Monday, November 20, 2017

Newspapers don't care about printing the truth

They care about printing a story:
Every November, the FBI releases its hate-crime statistics for the previous year. They've been doing this every year for a long time. When they do so, various news organizations grab the data and write a quick story around it.

By "story" I mean a story. Raw numbers don't interest people, so the writer instead has to wrap it in a narrative that does interest people. That's what the writer has done in the above story, leading with the fact that hate crimes have increased.

But is this increase meaningful? What do the numbers actually say?

To answer this, I went to the FBI's website, the source of this data, and grabbed the numbers for the last 20 years, and graphed them in Excel, producing the following graph:

As you can see, there is no significant rise in hate-crimes. Indeed, the latest numbers are about 20% below the average for the last two decades, despite a tiny increase in the last couple years. Statistically/scientifically, there is no change, but you'll never read that in a news article, because it's boring and readers won't pay attention. You'll only get a "news story" that weaves a narrative that interests the reader.
In this case, the narrative was "Hate crimes increase".

Really, the only thing to add to this analysis is that certain narratives are more pleasing to the progressives that populate the News Room than others.  Those pleasing narratives will get pushed to the front page, while less pleasing narratives will get "fact checked" to death.

As Mark Twain said, if you don't read the newspaper you're uninformed.  If you do read the newspaper you're misinformed.

1 comment:

Anonymous said...

I am not a statistician, so the question that comes to mind for me, is what would constitute a statistically significant change in the number of hate crimes?
Does the ~0.0179% increase from 2015-16 meet this threshold? My intuition says it likely does not, but I am loath to present that alone as a viable argument.

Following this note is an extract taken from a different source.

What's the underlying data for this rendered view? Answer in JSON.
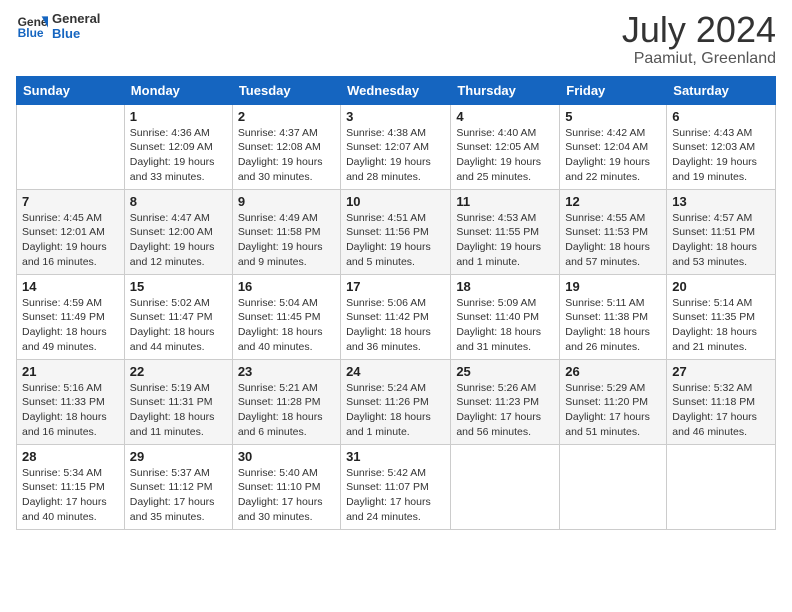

Obviously, any number > 0 is undesirable (nevermind an increase of 271), but as with all things, you need to be able to appropriately weigh the risk (and changing risk) of an occurrence before you can take a rational course of action to address it.